── Supplied data
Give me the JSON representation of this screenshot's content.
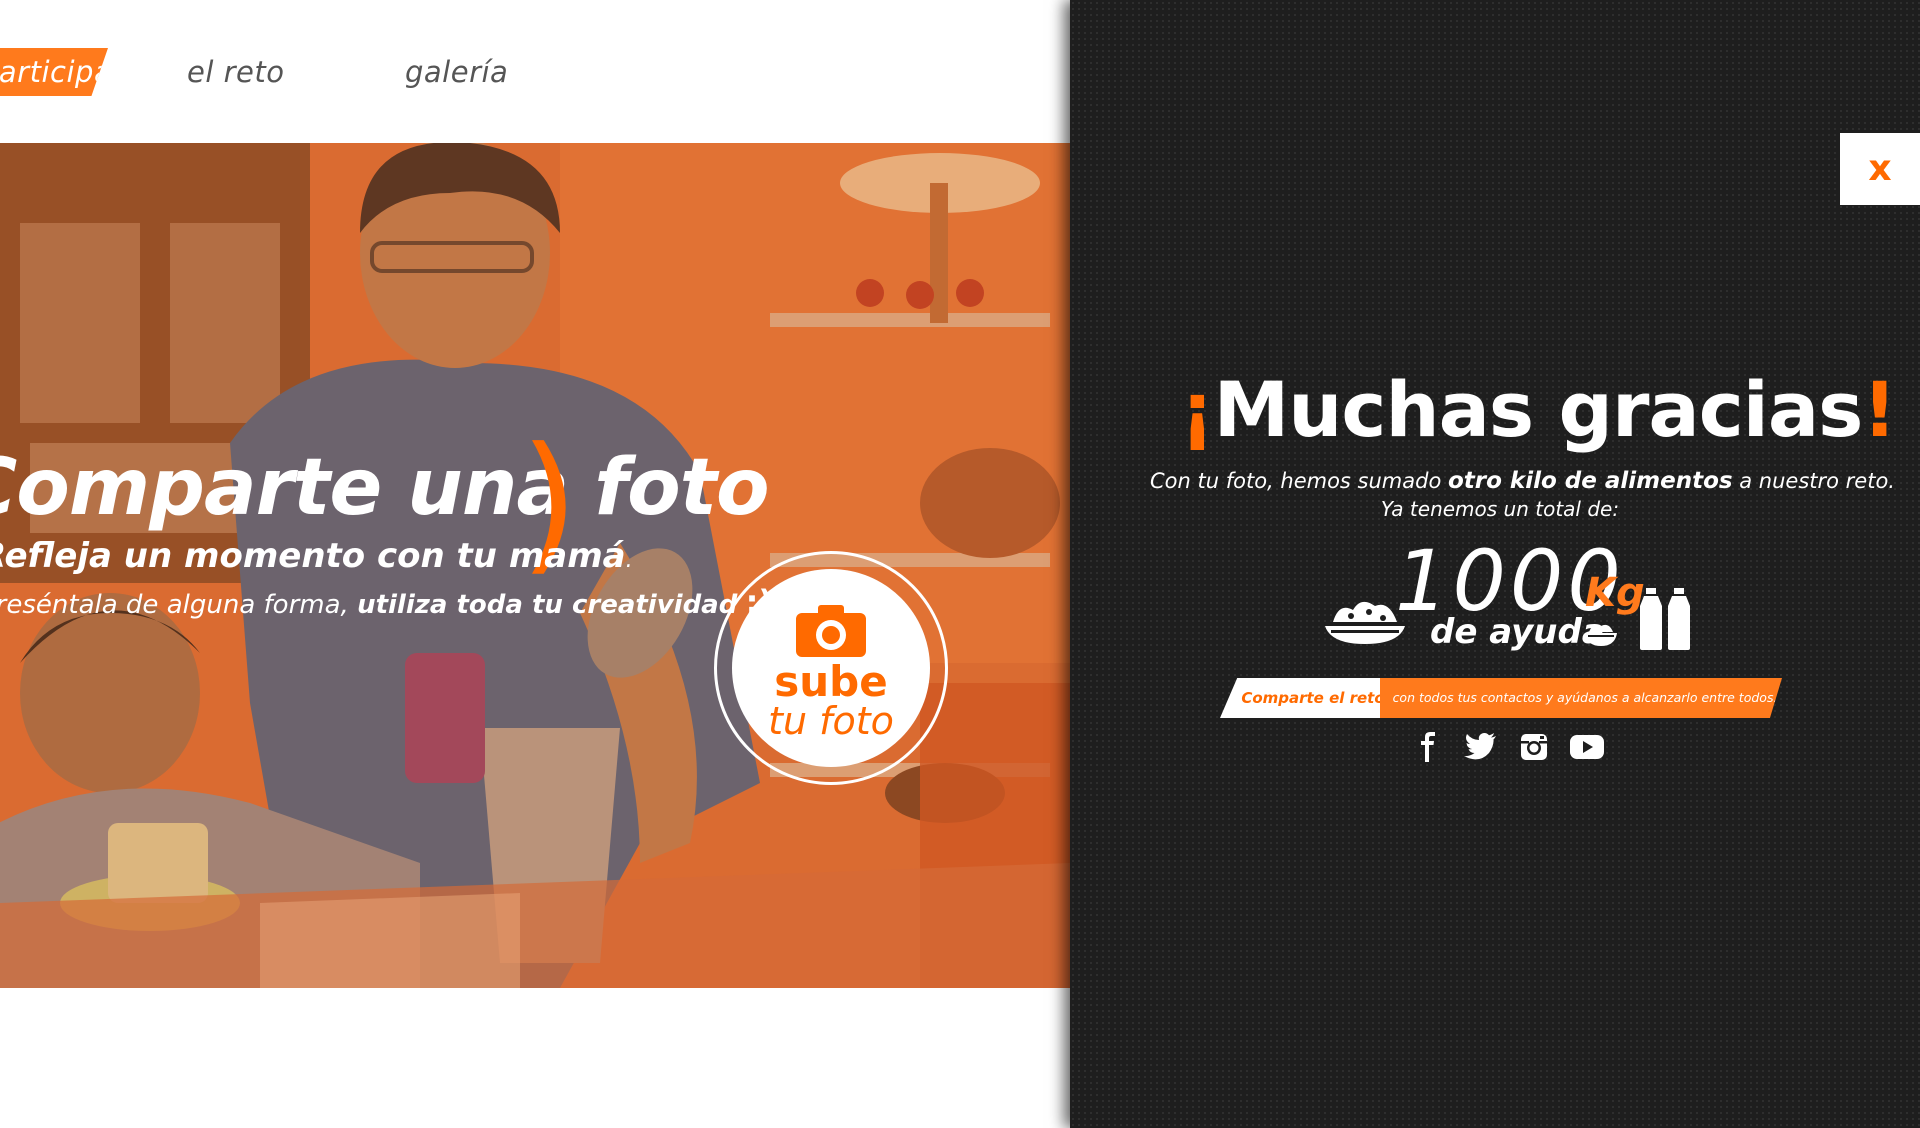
{
  "nav": {
    "items": [
      {
        "label": "participa",
        "active": true
      },
      {
        "label": "el reto",
        "active": false
      },
      {
        "label": "galería",
        "active": false
      }
    ]
  },
  "hero": {
    "title": "Comparte una foto",
    "paren": ")",
    "subtitle_bold": "Refleja un momento con tu mamá",
    "subtitle_end": ".",
    "line2_regular": "Preséntala de alguna forma, ",
    "line2_bold": "utiliza toda tu creatividad",
    "line2_wink": ";)",
    "upload_line1": "sube",
    "upload_line2": "tu foto"
  },
  "overlay": {
    "close_label": "x",
    "thanks_open": "¡",
    "thanks_main": "Muchas gracias",
    "thanks_close": "!",
    "msg_pre": "Con tu foto, hemos sumado ",
    "msg_bold": "otro kilo de alimentos",
    "msg_post": " a nuestro reto.",
    "msg_line2": "Ya tenemos un total de:",
    "total": "1000",
    "unit": "Kg",
    "help_label": "de ayuda",
    "share_button": "Comparte el reto",
    "share_text": "con todos tus contactos y ayúdanos a alcanzarlo entre todos.",
    "social": [
      "facebook-icon",
      "twitter-icon",
      "instagram-icon",
      "youtube-icon"
    ]
  },
  "colors": {
    "accent": "#ff6a00",
    "accent_light": "#ff7a1c",
    "panel_bg": "#1e1e1e",
    "text_light": "#ffffff"
  }
}
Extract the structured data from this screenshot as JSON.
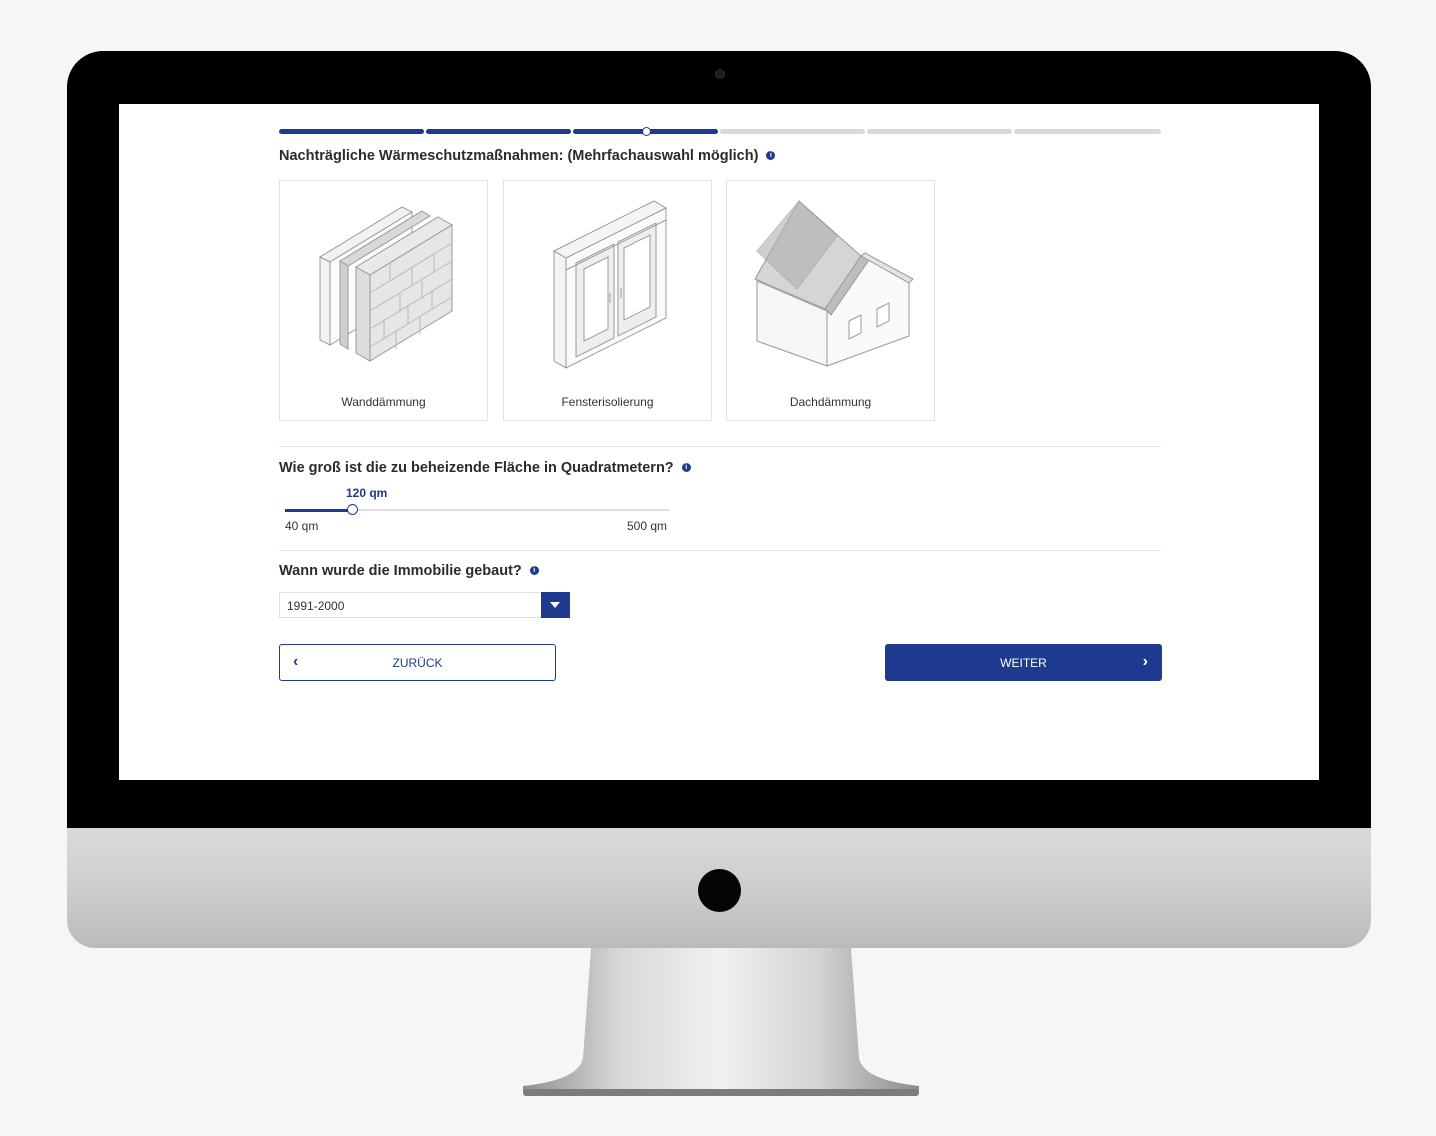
{
  "progress": {
    "total_steps": 6,
    "completed_steps": 3
  },
  "section_measures": {
    "title": "Nachträgliche Wärmeschutzmaßnahmen: (Mehrfachauswahl möglich)",
    "info_icon": "info-icon",
    "options": [
      {
        "label": "Wanddämmung",
        "icon": "wall-insulation-icon"
      },
      {
        "label": "Fensterisolierung",
        "icon": "window-insulation-icon"
      },
      {
        "label": "Dachdämmung",
        "icon": "roof-insulation-icon"
      }
    ]
  },
  "section_area": {
    "title": "Wie groß ist die zu beheizende Fläche in Quadratmetern?",
    "value_label": "120 qm",
    "value": 120,
    "min": 40,
    "max": 500,
    "min_label": "40 qm",
    "max_label": "500 qm"
  },
  "section_year": {
    "title": "Wann wurde die Immobilie gebaut?",
    "selected": "1991-2000"
  },
  "buttons": {
    "back": "ZURÜCK",
    "next": "WEITER"
  },
  "colors": {
    "accent": "#1e3a8e",
    "inactive": "#d9d9d9",
    "bezel": "#000000"
  }
}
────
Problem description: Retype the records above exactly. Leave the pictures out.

Task result:
Give me the JSON representation of this screenshot's content.
{
  "nav": {
    "items": [
      {
        "label": "participa",
        "active": true
      },
      {
        "label": "el reto",
        "active": false
      },
      {
        "label": "galería",
        "active": false
      }
    ]
  },
  "hero": {
    "title": "Comparte una foto",
    "paren": ")",
    "subtitle_bold": "Refleja un momento con tu mamá",
    "subtitle_end": ".",
    "line2_regular": "Preséntala de alguna forma, ",
    "line2_bold": "utiliza toda tu creatividad",
    "line2_wink": ";)",
    "upload_line1": "sube",
    "upload_line2": "tu foto"
  },
  "overlay": {
    "close_label": "x",
    "thanks_open": "¡",
    "thanks_main": "Muchas gracias",
    "thanks_close": "!",
    "msg_pre": "Con tu foto, hemos sumado ",
    "msg_bold": "otro kilo de alimentos",
    "msg_post": " a nuestro reto.",
    "msg_line2": "Ya tenemos un total de:",
    "total": "1000",
    "unit": "Kg",
    "help_label": "de ayuda",
    "share_button": "Comparte el reto",
    "share_text": "con todos tus contactos y ayúdanos a alcanzarlo entre todos.",
    "social": [
      "facebook-icon",
      "twitter-icon",
      "instagram-icon",
      "youtube-icon"
    ]
  },
  "colors": {
    "accent": "#ff6a00",
    "accent_light": "#ff7a1c",
    "panel_bg": "#1e1e1e",
    "text_light": "#ffffff"
  }
}
Extract the structured data from this screenshot as JSON.
{
  "progress": {
    "total_steps": 6,
    "completed_steps": 3
  },
  "section_measures": {
    "title": "Nachträgliche Wärmeschutzmaßnahmen: (Mehrfachauswahl möglich)",
    "info_icon": "info-icon",
    "options": [
      {
        "label": "Wanddämmung",
        "icon": "wall-insulation-icon"
      },
      {
        "label": "Fensterisolierung",
        "icon": "window-insulation-icon"
      },
      {
        "label": "Dachdämmung",
        "icon": "roof-insulation-icon"
      }
    ]
  },
  "section_area": {
    "title": "Wie groß ist die zu beheizende Fläche in Quadratmetern?",
    "value_label": "120 qm",
    "value": 120,
    "min": 40,
    "max": 500,
    "min_label": "40 qm",
    "max_label": "500 qm"
  },
  "section_year": {
    "title": "Wann wurde die Immobilie gebaut?",
    "selected": "1991-2000"
  },
  "buttons": {
    "back": "ZURÜCK",
    "next": "WEITER"
  },
  "colors": {
    "accent": "#1e3a8e",
    "inactive": "#d9d9d9",
    "bezel": "#000000"
  }
}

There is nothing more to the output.